The second wave of behavioural therapies emerged in the 1970s when cognitive approaches relating to challenging or disputing irrational thoughts, emerged. This led to focus on how thoughts, feelings and behaviours can control our lives and how by examining them and the links between them we may learn to change our responses in a positive way. Cognitive Behavioural Therapy (CBT) dominated this second wave and was rigorously tested in many positive scientific studies.

ACT belongs to what is known as the ‘third wave’ of behavioural therapies – also known as mindfulness based interventions or (MBIs). These came in to prominence in the late 1980’s and 90s and includes: Mindfulness Based Cognitive Therapy (MBCT) and Dialectic Behaviour Therapy (DBT).

ACT (Acceptance and Commitment Therapy) is pronounced as the word ‘act’ for good reason. It’s about taking action. It was developed in the USA by psychologist Steve Hayes, along with his colleagues Kelly Wilson and Kirk Strosahl. The original body of work has been further developed and expanded by others, including Dr Russ Harris who has authored a number of well-respected books including the self-help guide ‘The Happiness Trap’.

Steve Hayes, describes ACT as an ‘oddly counterintuitive model of work’. It can be engaging and playful and teaches us skills to handle unwanted and painful thoughts and feelings in a way in which they have far less significance or negative affect. Mindfulness skills are brought into play here.

It also takes the view that, irrespective of the number of symptoms we have, or how serious those are, provided that we respond to them in a mindful way we will feel happier and better able to function. Unwanted symptoms do ‘miraculously’ tend to reduce, even though this is not the primary aim!

ACT has been scientifically researched and proven to be effective in helping people with a wide range of issues including: anxiety, depression and chronic pain. Even those with severe psychiatric disorders including schizophrenia have gained remarkable benefit. It has also produced similarly high levels of success with some of the less serious conditions which we may encounter in our day-to-day work, such as smoking cessation, weight reduction and reducing stress. The high level of supporting scientific evidence has ensured that ACT has grown in popularity as a form of psychological treatment around the world.

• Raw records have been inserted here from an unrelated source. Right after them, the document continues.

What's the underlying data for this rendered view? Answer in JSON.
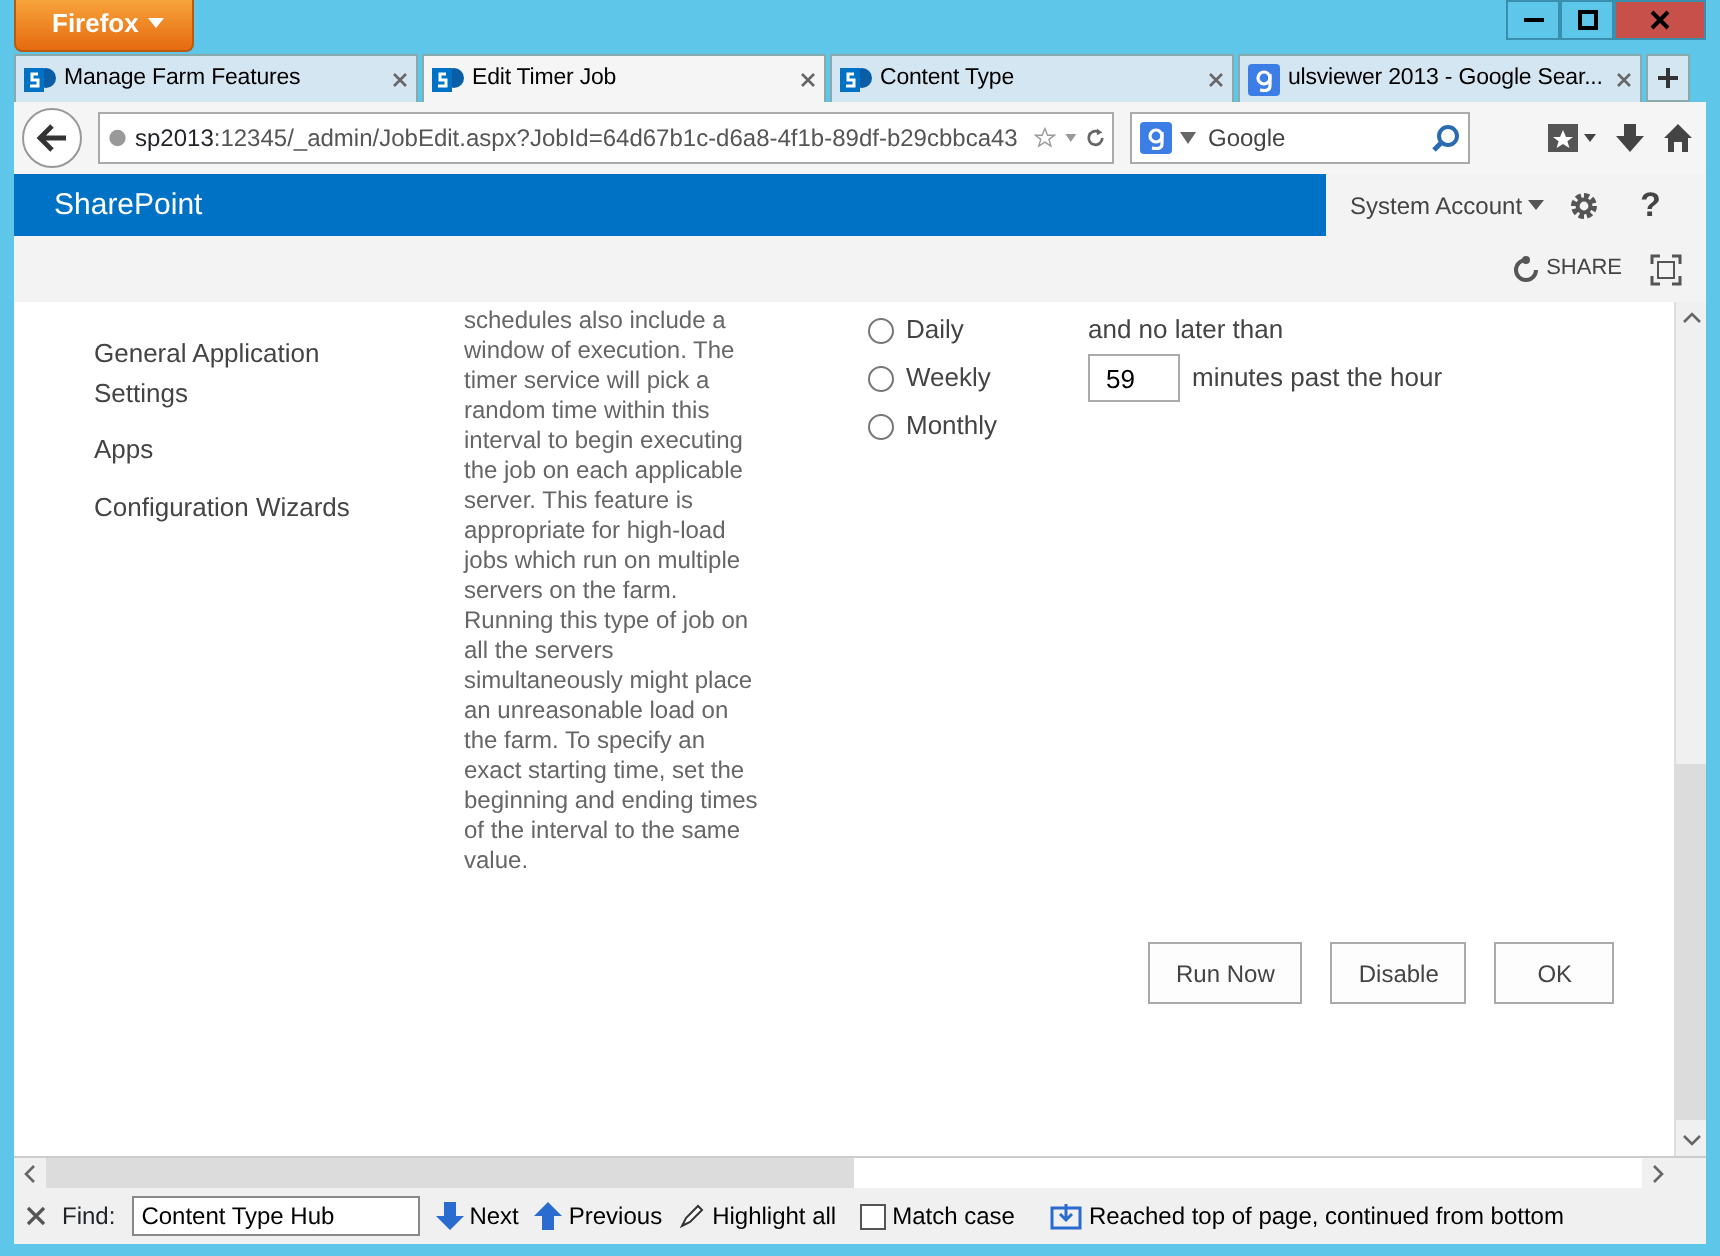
{
  "window": {
    "menu_button": "Firefox"
  },
  "tabs": [
    {
      "label": "Manage Farm Features",
      "kind": "sharepoint",
      "selected": false
    },
    {
      "label": "Edit Timer Job",
      "kind": "sharepoint",
      "selected": true
    },
    {
      "label": "Content Type",
      "kind": "sharepoint",
      "selected": false
    },
    {
      "label": "ulsviewer 2013 - Google Sear...",
      "kind": "google",
      "selected": false
    }
  ],
  "address_bar": {
    "host": "sp2013",
    "path": ":12345/_admin/JobEdit.aspx?JobId=64d67b1c-d6a8-4f1b-89df-b29cbbca43"
  },
  "search": {
    "placeholder": "Google"
  },
  "suite_bar": {
    "brand": "SharePoint",
    "user": "System Account",
    "help": "?"
  },
  "share": "SHARE",
  "sidebar": {
    "items": [
      "General Application Settings",
      "Apps",
      "Configuration Wizards"
    ]
  },
  "description": {
    "first_line": "schedules also include a",
    "text": "window of execution. The timer service will pick a random time within this interval to begin executing the job on each applicable server. This feature is appropriate for high-load jobs which run on multiple servers on the farm. Running this type of job on all the servers simultaneously might place an unreasonable load on the farm. To specify an exact starting time, set the beginning and ending times of the interval to the same value."
  },
  "schedule": {
    "options": [
      {
        "label": "Daily",
        "selected": false
      },
      {
        "label": "Weekly",
        "selected": false
      },
      {
        "label": "Monthly",
        "selected": false
      }
    ],
    "end_label": "and no later than",
    "minutes": "59",
    "minutes_label": "minutes past the hour"
  },
  "buttons": [
    "Run Now",
    "Disable",
    "OK"
  ],
  "find_bar": {
    "label": "Find:",
    "value": "Content Type Hub",
    "next": "Next",
    "previous": "Previous",
    "highlight": "Highlight all",
    "match_case": {
      "label": "Match case",
      "checked": false
    },
    "status": "Reached top of page, continued from bottom"
  }
}
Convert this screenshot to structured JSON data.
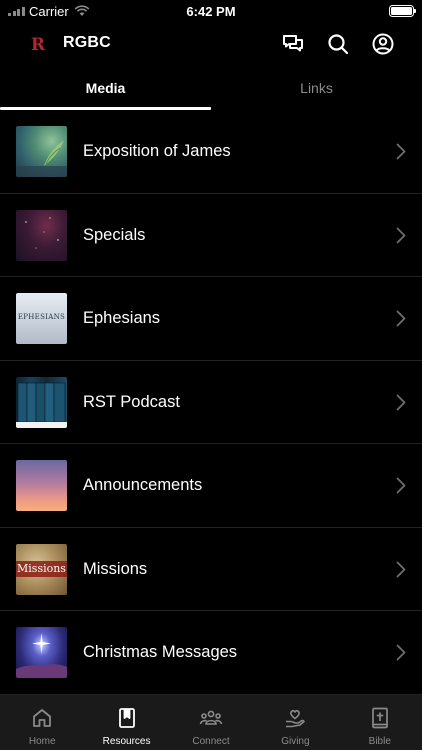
{
  "status_bar": {
    "carrier": "Carrier",
    "time": "6:42 PM"
  },
  "header": {
    "title": "RGBC",
    "logo_letter": "R",
    "accent_color": "#b3262f"
  },
  "tabs": [
    {
      "label": "Media",
      "active": true
    },
    {
      "label": "Links",
      "active": false
    }
  ],
  "media_list": [
    {
      "label": "Exposition of James"
    },
    {
      "label": "Specials"
    },
    {
      "label": "Ephesians",
      "thumb_text": "EPHESIANS"
    },
    {
      "label": "RST Podcast"
    },
    {
      "label": "Announcements"
    },
    {
      "label": "Missions",
      "thumb_text": "Missions"
    },
    {
      "label": "Christmas Messages"
    }
  ],
  "tab_bar": [
    {
      "label": "Home",
      "icon": "home-icon",
      "active": false
    },
    {
      "label": "Resources",
      "icon": "bookmark-icon",
      "active": true
    },
    {
      "label": "Connect",
      "icon": "group-icon",
      "active": false
    },
    {
      "label": "Giving",
      "icon": "heart-hand-icon",
      "active": false
    },
    {
      "label": "Bible",
      "icon": "bible-icon",
      "active": false
    }
  ]
}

30 years in the making

The original development of ACT was around 30 years ago and yet it was not until nearer to 10 years ago when it began to find its current high level of popularity. There are a number of reasons for this delayed enthusiasm.

30 years ago ACT seemed to fly in the face of conventional psychological theory in the sense that most approaches aimed to reduce unwanted symptoms. ACT takes a different approach and one that is much more focussed in the idea that quality of life is primarily dependent upon mindful, values-guided action.
ACT is mindfulness based intervention and 30 years ago these were in their infancy and seen as a little way out!
The original writings on ACT were peer reviewed as being ‘overly complex’. Heavy on rather complicated theory but light on practicalities.

The ACT acronym.

ACT is sometimes seen as a rather large model but the real beauty of it is the way that it can be simplified and easily explainable.

A = Accept your thoughts and feelings and be present

C = Choose a valued direction

T = Take action!

Key themes for ACT include developing psychological flexibility, encouraging self-awareness and examining beliefs and values. Here we encourage our clients, rather like we would in a coaching exercise to explore their innermost beliefs and values. What would they live and die for? What would they say is their life purpose? Translating this into a behavioural context, what qualities of ongoing action matter? How do clients want to behave on an ongoing basis?

Clients are taught how to ‘defuse’, or separate from their unwanted thoughts, emotions and mental pictures. They learn how to observe them more passively or step back and view them from a distance, rather like clouds passing by in the sky. ACT employs a number of different styles of metaphor, which are often a great way of teaching clients in an indirect and more acceptable manner.